Work to be completed. Return the data in full, exactly as it was written.

── Exercise material ──

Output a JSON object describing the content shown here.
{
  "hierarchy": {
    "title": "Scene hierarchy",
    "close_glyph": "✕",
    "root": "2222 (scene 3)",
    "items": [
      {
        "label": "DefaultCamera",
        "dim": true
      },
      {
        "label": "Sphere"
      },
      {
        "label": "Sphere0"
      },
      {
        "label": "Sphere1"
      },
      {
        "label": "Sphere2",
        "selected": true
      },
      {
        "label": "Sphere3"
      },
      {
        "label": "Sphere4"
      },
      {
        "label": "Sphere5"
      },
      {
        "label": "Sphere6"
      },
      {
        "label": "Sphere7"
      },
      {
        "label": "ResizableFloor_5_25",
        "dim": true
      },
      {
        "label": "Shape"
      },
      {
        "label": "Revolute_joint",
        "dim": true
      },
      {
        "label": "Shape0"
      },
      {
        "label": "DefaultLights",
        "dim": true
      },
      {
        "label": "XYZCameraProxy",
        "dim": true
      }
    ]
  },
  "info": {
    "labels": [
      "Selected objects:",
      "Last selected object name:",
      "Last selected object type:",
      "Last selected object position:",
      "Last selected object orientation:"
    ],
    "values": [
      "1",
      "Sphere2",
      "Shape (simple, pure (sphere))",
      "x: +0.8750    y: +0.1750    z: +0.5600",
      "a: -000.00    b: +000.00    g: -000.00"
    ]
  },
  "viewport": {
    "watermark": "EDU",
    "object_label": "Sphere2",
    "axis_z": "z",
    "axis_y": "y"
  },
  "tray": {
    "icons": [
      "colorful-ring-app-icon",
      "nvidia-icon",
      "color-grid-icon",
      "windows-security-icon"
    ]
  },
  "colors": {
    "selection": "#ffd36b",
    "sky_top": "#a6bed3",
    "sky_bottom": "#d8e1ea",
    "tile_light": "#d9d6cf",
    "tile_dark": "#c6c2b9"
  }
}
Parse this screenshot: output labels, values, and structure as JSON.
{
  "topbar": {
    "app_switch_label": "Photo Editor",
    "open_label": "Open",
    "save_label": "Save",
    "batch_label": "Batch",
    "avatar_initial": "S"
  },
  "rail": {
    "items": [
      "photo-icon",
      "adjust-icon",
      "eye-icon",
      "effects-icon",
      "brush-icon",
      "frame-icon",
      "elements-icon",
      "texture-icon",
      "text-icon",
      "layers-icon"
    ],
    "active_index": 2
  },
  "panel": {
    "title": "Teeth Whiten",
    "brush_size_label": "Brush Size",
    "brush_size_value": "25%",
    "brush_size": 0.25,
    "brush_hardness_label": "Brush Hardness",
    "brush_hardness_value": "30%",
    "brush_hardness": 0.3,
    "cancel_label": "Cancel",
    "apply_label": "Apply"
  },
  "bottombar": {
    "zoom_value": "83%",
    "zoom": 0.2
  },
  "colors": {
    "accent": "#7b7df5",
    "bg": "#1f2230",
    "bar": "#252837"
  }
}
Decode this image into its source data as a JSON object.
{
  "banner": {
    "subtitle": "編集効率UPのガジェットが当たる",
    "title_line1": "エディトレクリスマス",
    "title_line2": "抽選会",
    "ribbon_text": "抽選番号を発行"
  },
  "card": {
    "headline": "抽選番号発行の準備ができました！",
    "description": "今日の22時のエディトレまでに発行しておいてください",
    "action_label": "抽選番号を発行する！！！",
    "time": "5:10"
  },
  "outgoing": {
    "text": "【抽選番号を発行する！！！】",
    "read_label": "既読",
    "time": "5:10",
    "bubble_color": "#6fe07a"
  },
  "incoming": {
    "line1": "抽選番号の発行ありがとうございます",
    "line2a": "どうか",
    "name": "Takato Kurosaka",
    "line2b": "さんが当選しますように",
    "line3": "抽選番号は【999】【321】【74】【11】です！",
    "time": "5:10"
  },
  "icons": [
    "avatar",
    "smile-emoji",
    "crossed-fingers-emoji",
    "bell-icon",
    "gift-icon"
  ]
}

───

Output.
Output a JSON object describing the content shown here.
{
  "hierarchy": {
    "title": "Scene hierarchy",
    "close_glyph": "✕",
    "root": "2222 (scene 3)",
    "items": [
      {
        "label": "DefaultCamera",
        "dim": true
      },
      {
        "label": "Sphere"
      },
      {
        "label": "Sphere0"
      },
      {
        "label": "Sphere1"
      },
      {
        "label": "Sphere2",
        "selected": true
      },
      {
        "label": "Sphere3"
      },
      {
        "label": "Sphere4"
      },
      {
        "label": "Sphere5"
      },
      {
        "label": "Sphere6"
      },
      {
        "label": "Sphere7"
      },
      {
        "label": "ResizableFloor_5_25",
        "dim": true
      },
      {
        "label": "Shape"
      },
      {
        "label": "Revolute_joint",
        "dim": true
      },
      {
        "label": "Shape0"
      },
      {
        "label": "DefaultLights",
        "dim": true
      },
      {
        "label": "XYZCameraProxy",
        "dim": true
      }
    ]
  },
  "info": {
    "labels": [
      "Selected objects:",
      "Last selected object name:",
      "Last selected object type:",
      "Last selected object position:",
      "Last selected object orientation:"
    ],
    "values": [
      "1",
      "Sphere2",
      "Shape (simple, pure (sphere))",
      "x: +0.8750    y: +0.1750    z: +0.5600",
      "a: -000.00    b: +000.00    g: -000.00"
    ]
  },
  "viewport": {
    "watermark": "EDU",
    "object_label": "Sphere2",
    "axis_z": "z",
    "axis_y": "y"
  },
  "tray": {
    "icons": [
      "colorful-ring-app-icon",
      "nvidia-icon",
      "color-grid-icon",
      "windows-security-icon"
    ]
  },
  "colors": {
    "selection": "#ffd36b",
    "sky_top": "#a6bed3",
    "sky_bottom": "#d8e1ea",
    "tile_light": "#d9d6cf",
    "tile_dark": "#c6c2b9"
  }
}
Parse this screenshot: output labels, values, and structure as JSON.
{
  "topbar": {
    "app_switch_label": "Photo Editor",
    "open_label": "Open",
    "save_label": "Save",
    "batch_label": "Batch",
    "avatar_initial": "S"
  },
  "rail": {
    "items": [
      "photo-icon",
      "adjust-icon",
      "eye-icon",
      "effects-icon",
      "brush-icon",
      "frame-icon",
      "elements-icon",
      "texture-icon",
      "text-icon",
      "layers-icon"
    ],
    "active_index": 2
  },
  "panel": {
    "title": "Teeth Whiten",
    "brush_size_label": "Brush Size",
    "brush_size_value": "25%",
    "brush_size": 0.25,
    "brush_hardness_label": "Brush Hardness",
    "brush_hardness_value": "30%",
    "brush_hardness": 0.3,
    "cancel_label": "Cancel",
    "apply_label": "Apply"
  },
  "bottombar": {
    "zoom_value": "83%",
    "zoom": 0.2
  },
  "colors": {
    "accent": "#7b7df5",
    "bg": "#1f2230",
    "bar": "#252837"
  }
}
Decode this image into its source data as a JSON object.
{
  "banner": {
    "subtitle": "編集効率UPのガジェットが当たる",
    "title_line1": "エディトレクリスマス",
    "title_line2": "抽選会",
    "ribbon_text": "抽選番号を発行"
  },
  "card": {
    "headline": "抽選番号発行の準備ができました！",
    "description": "今日の22時のエディトレまでに発行しておいてください",
    "action_label": "抽選番号を発行する！！！",
    "time": "5:10"
  },
  "outgoing": {
    "text": "【抽選番号を発行する！！！】",
    "read_label": "既読",
    "time": "5:10",
    "bubble_color": "#6fe07a"
  },
  "incoming": {
    "line1": "抽選番号の発行ありがとうございます",
    "line2a": "どうか",
    "name": "Takato Kurosaka",
    "line2b": "さんが当選しますように",
    "line3": "抽選番号は【999】【321】【74】【11】です！",
    "time": "5:10"
  },
  "icons": [
    "avatar",
    "smile-emoji",
    "crossed-fingers-emoji",
    "bell-icon",
    "gift-icon"
  ]
}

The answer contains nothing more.